» What the task requires:
In the data that follows, find each line containing "names" and copy it.

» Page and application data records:
+-------+

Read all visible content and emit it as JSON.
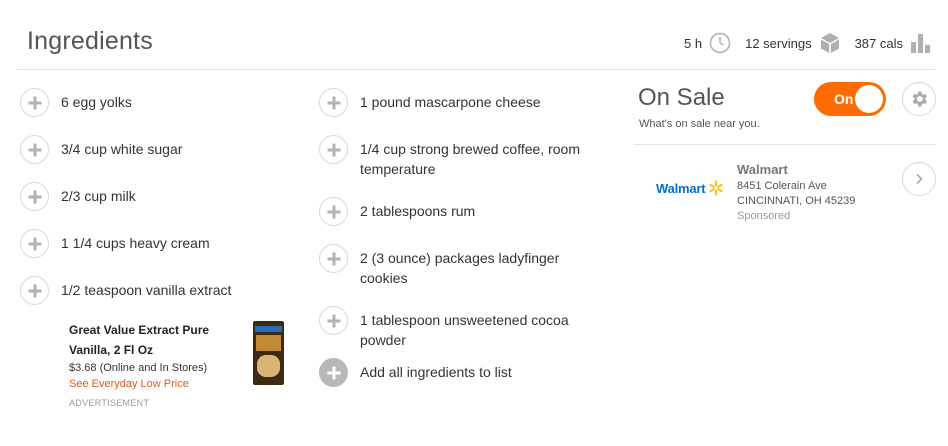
{
  "header": {
    "title": "Ingredients",
    "time": "5 h",
    "servings": "12 servings",
    "calories": "387 cals"
  },
  "ingredients_col1": [
    "6 egg yolks",
    "3/4 cup white sugar",
    "2/3 cup milk",
    "1 1/4 cups heavy cream",
    "1/2 teaspoon vanilla extract"
  ],
  "ingredients_col2": [
    "1 pound mascarpone cheese",
    "1/4 cup strong brewed coffee, room temperature",
    "2 tablespoons rum",
    "2 (3 ounce) packages ladyfinger cookies",
    "1 tablespoon unsweetened cocoa powder"
  ],
  "add_all_label": "Add all ingredients to list",
  "ad": {
    "product_name": "Great Value Extract Pure Vanilla, 2 Fl Oz",
    "price": "$3.68 (Online and In Stores)",
    "link": "See Everyday Low Price",
    "tag": "ADVERTISEMENT"
  },
  "on_sale": {
    "title": "On Sale",
    "subtitle": "What's on sale near you.",
    "toggle_label": "On",
    "toggle_on": true,
    "accent_color": "#ff6b00"
  },
  "store": {
    "logo_text": "Walmart",
    "name": "Walmart",
    "address_line1": "8451 Colerain Ave",
    "address_line2": "CINCINNATI, OH 45239",
    "sponsored": "Sponsored"
  }
}
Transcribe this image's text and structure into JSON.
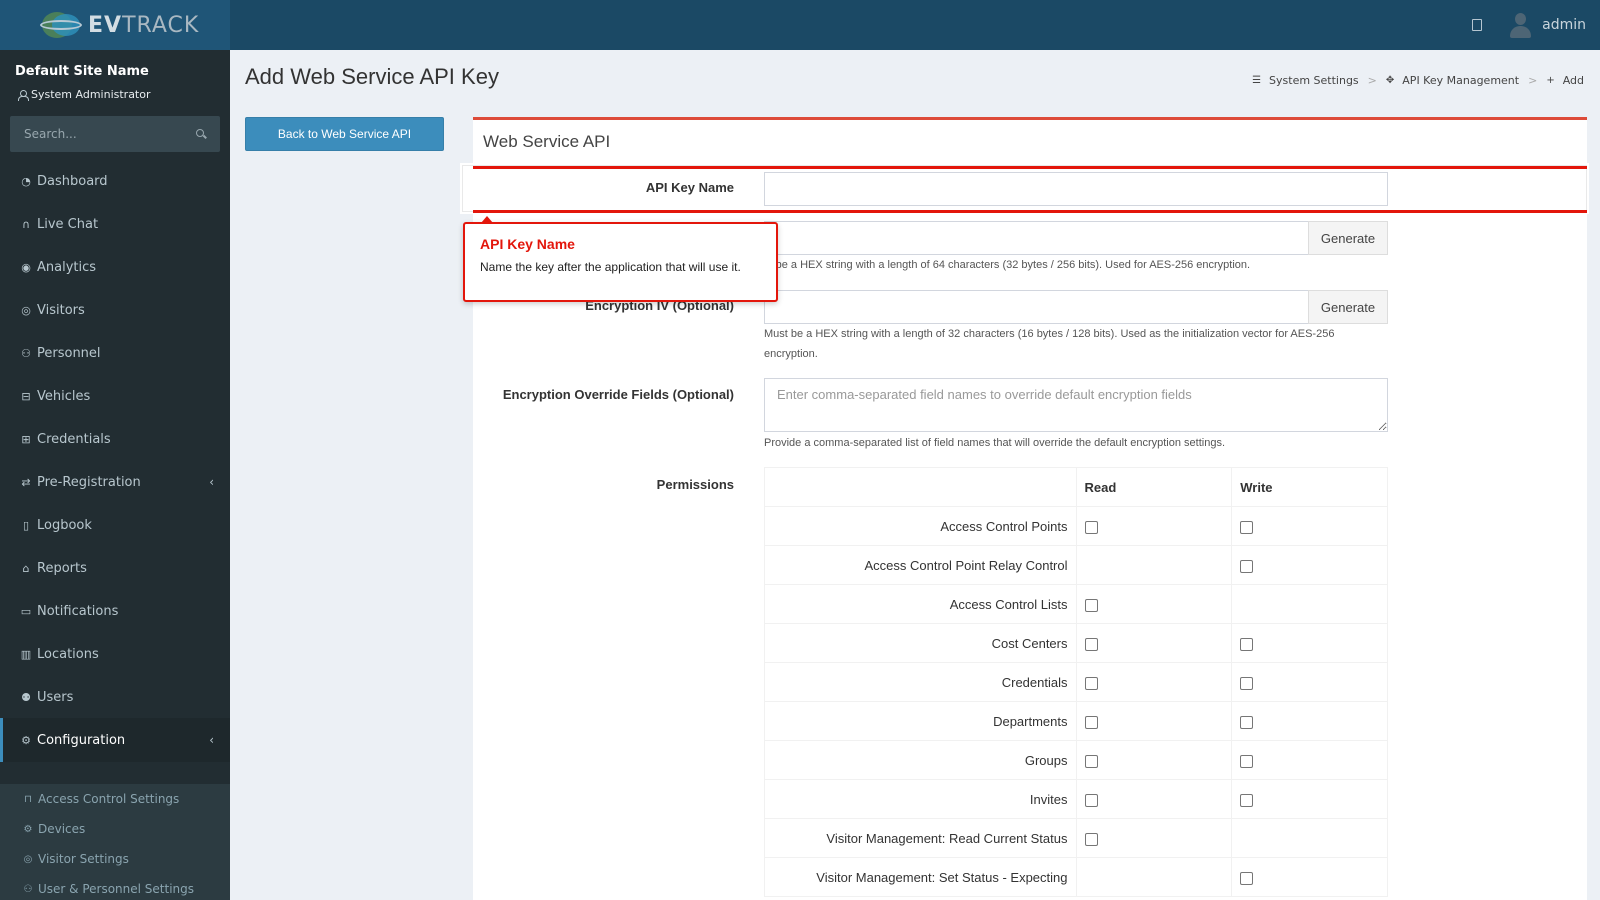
{
  "header": {
    "brand_ev": "EV",
    "brand_track": "TRACK",
    "username": "admin"
  },
  "sidebar": {
    "site_name": "Default Site Name",
    "role": "System Administrator",
    "search_placeholder": "Search...",
    "items": [
      {
        "label": "Dashboard",
        "icon": "dashboard-icon"
      },
      {
        "label": "Live Chat",
        "icon": "headset-icon"
      },
      {
        "label": "Analytics",
        "icon": "target-icon"
      },
      {
        "label": "Visitors",
        "icon": "eye-icon"
      },
      {
        "label": "Personnel",
        "icon": "people-icon"
      },
      {
        "label": "Vehicles",
        "icon": "car-icon"
      },
      {
        "label": "Credentials",
        "icon": "badge-icon"
      },
      {
        "label": "Pre-Registration",
        "icon": "arrows-icon"
      },
      {
        "label": "Logbook",
        "icon": "book-icon"
      },
      {
        "label": "Reports",
        "icon": "chart-icon"
      },
      {
        "label": "Notifications",
        "icon": "chat-icon"
      },
      {
        "label": "Locations",
        "icon": "map-icon"
      },
      {
        "label": "Users",
        "icon": "users-icon"
      },
      {
        "label": "Configuration",
        "icon": "gear-icon"
      }
    ],
    "sub_items": [
      {
        "label": "Access Control Settings",
        "icon": "lock-icon"
      },
      {
        "label": "Devices",
        "icon": "gear-icon"
      },
      {
        "label": "Visitor Settings",
        "icon": "eye-icon"
      },
      {
        "label": "User & Personnel Settings",
        "icon": "people-icon"
      }
    ]
  },
  "page": {
    "title": "Add Web Service API Key",
    "back_button": "Back to Web Service API",
    "breadcrumb": [
      "System Settings",
      "API Key Management",
      "Add"
    ]
  },
  "card": {
    "title": "Web Service API",
    "api_key_name_label": "API Key Name",
    "generate_label": "Generate",
    "encryption_key_help": "st be a HEX string with a length of 64 characters (32 bytes / 256 bits). Used for AES-256 encryption.",
    "encryption_iv_label": "Encryption IV (Optional)",
    "encryption_iv_help": "Must be a HEX string with a length of 32 characters (16 bytes / 128 bits). Used as the initialization vector for AES-256 encryption.",
    "override_label": "Encryption Override Fields (Optional)",
    "override_placeholder": "Enter comma-separated field names to override default encryption fields",
    "override_help": "Provide a comma-separated list of field names that will override the default encryption settings.",
    "permissions_label": "Permissions",
    "permissions_headers": {
      "read": "Read",
      "write": "Write"
    },
    "permissions": [
      {
        "name": "Access Control Points",
        "read": true,
        "write": true
      },
      {
        "name": "Access Control Point Relay Control",
        "read": false,
        "write": true
      },
      {
        "name": "Access Control Lists",
        "read": true,
        "write": false
      },
      {
        "name": "Cost Centers",
        "read": true,
        "write": true
      },
      {
        "name": "Credentials",
        "read": true,
        "write": true
      },
      {
        "name": "Departments",
        "read": true,
        "write": true
      },
      {
        "name": "Groups",
        "read": true,
        "write": true
      },
      {
        "name": "Invites",
        "read": true,
        "write": true
      },
      {
        "name": "Visitor Management: Read Current Status",
        "read": true,
        "write": false
      },
      {
        "name": "Visitor Management: Set Status - Expecting",
        "read": false,
        "write": true
      }
    ]
  },
  "tooltip": {
    "title": "API Key Name",
    "body": "Name the key after the application that will use it."
  },
  "colors": {
    "header": "#1b4965",
    "sidebar": "#222d32",
    "accent": "#3c8dbc",
    "highlight_red": "#e3160b"
  }
}
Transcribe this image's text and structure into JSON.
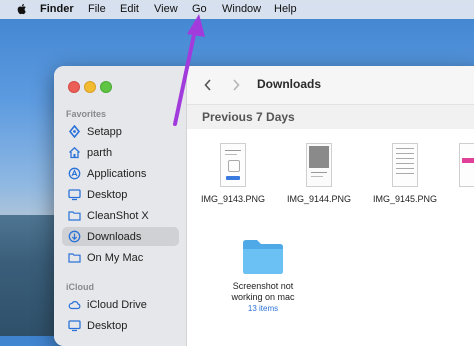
{
  "menubar": {
    "apple_icon": "apple-icon",
    "app_name": "Finder",
    "items": [
      "File",
      "Edit",
      "View",
      "Go",
      "Window",
      "Help"
    ]
  },
  "window": {
    "toolbar": {
      "back_icon": "chevron-left-icon",
      "forward_icon": "chevron-right-icon",
      "title": "Downloads"
    },
    "sidebar": {
      "favorites_title": "Favorites",
      "favorites": [
        {
          "label": "Setapp",
          "icon": "setapp-icon"
        },
        {
          "label": "parth",
          "icon": "home-icon"
        },
        {
          "label": "Applications",
          "icon": "applications-icon"
        },
        {
          "label": "Desktop",
          "icon": "desktop-icon"
        },
        {
          "label": "CleanShot X",
          "icon": "folder-icon"
        },
        {
          "label": "Downloads",
          "icon": "download-icon",
          "selected": true
        },
        {
          "label": "On My Mac",
          "icon": "folder-icon"
        }
      ],
      "icloud_title": "iCloud",
      "icloud": [
        {
          "label": "iCloud Drive",
          "icon": "cloud-icon"
        },
        {
          "label": "Desktop",
          "icon": "desktop-icon"
        }
      ]
    },
    "content": {
      "group_title": "Previous 7 Days",
      "files": [
        {
          "name": "IMG_9143.PNG",
          "icon": "image-thumbnail-icon"
        },
        {
          "name": "IMG_9144.PNG",
          "icon": "image-thumbnail-icon"
        },
        {
          "name": "IMG_9145.PNG",
          "icon": "image-thumbnail-icon"
        }
      ],
      "folder": {
        "name_line1": "Screenshot not",
        "name_line2": "working on mac",
        "count": "13 items",
        "icon": "folder-icon"
      }
    }
  },
  "annotation": {
    "arrow_color": "#a23bdc",
    "icon": "arrow-up-icon"
  },
  "colors": {
    "accent": "#2a72d8",
    "folder_blue": "#5bb8f0"
  }
}
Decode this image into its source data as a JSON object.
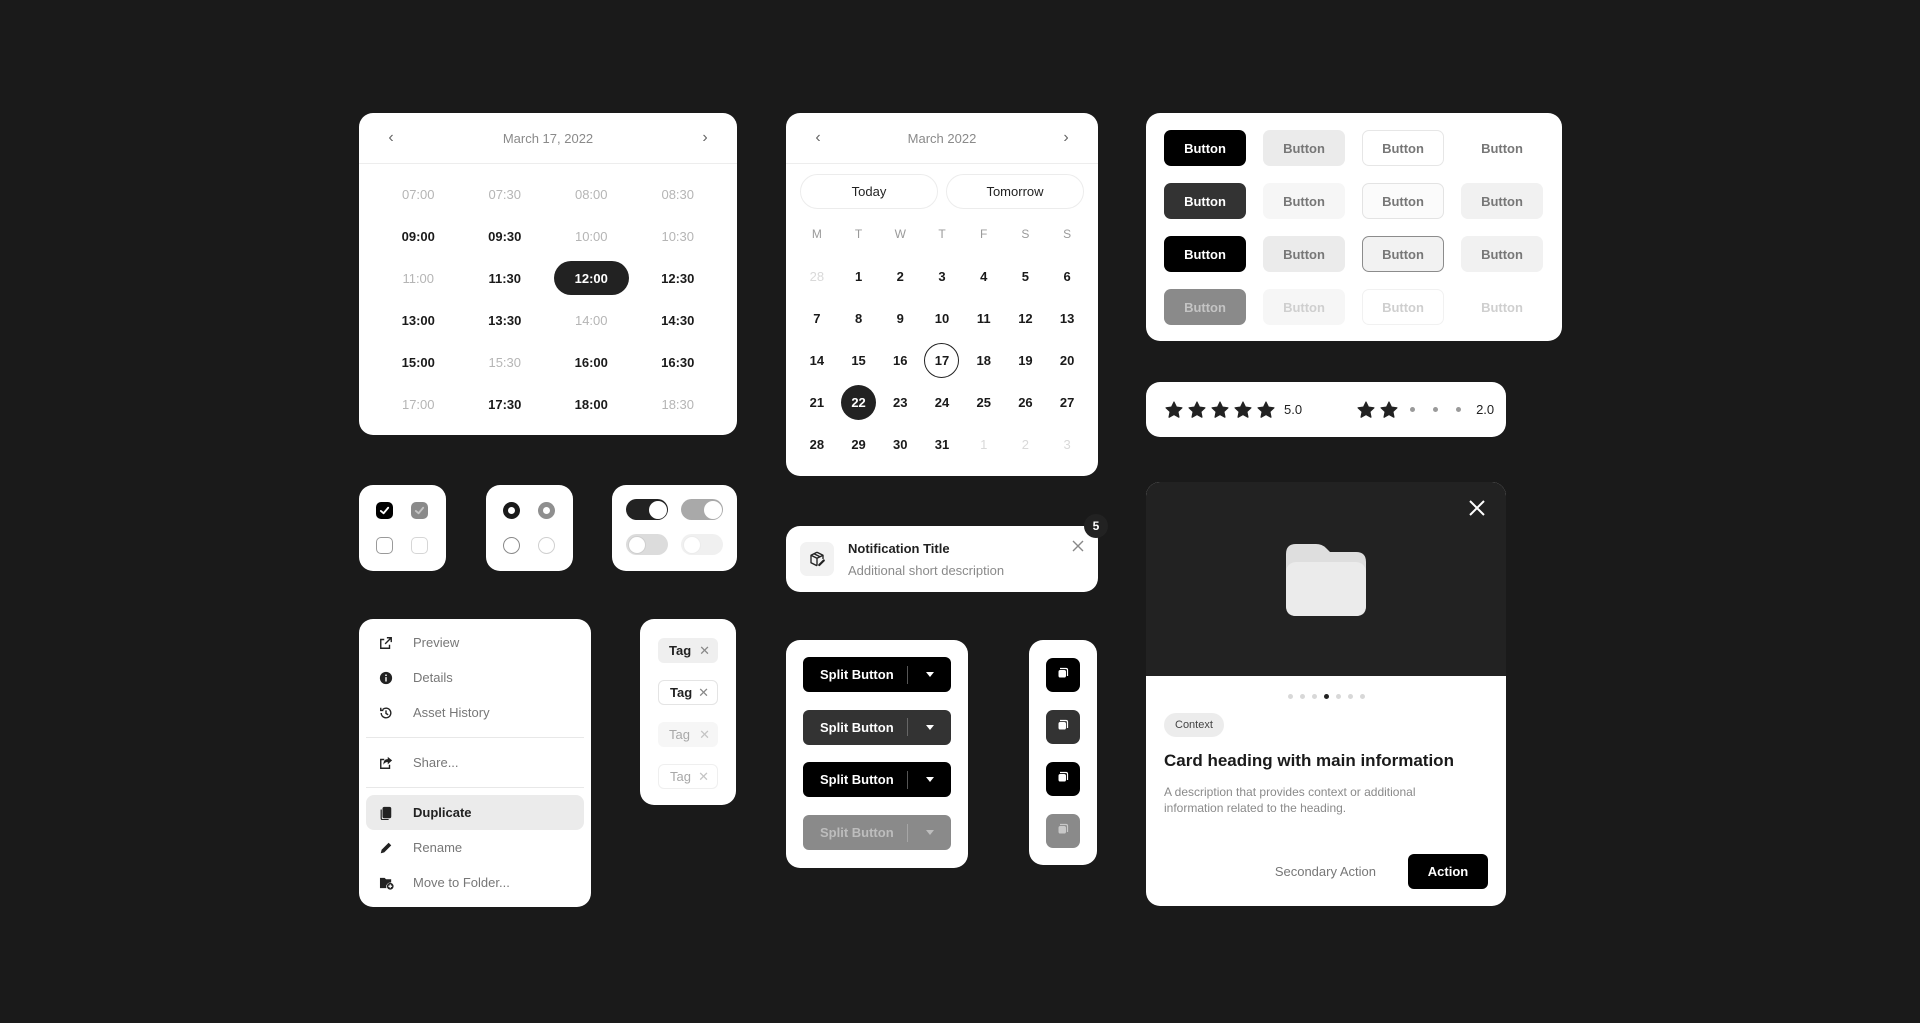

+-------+

» Solution:
    "override_placeholder": "Enter comma-separated field names to override default encryption fields",
    "override_help": "Provide a comma-separated list of field names that will override the default encryption settings.",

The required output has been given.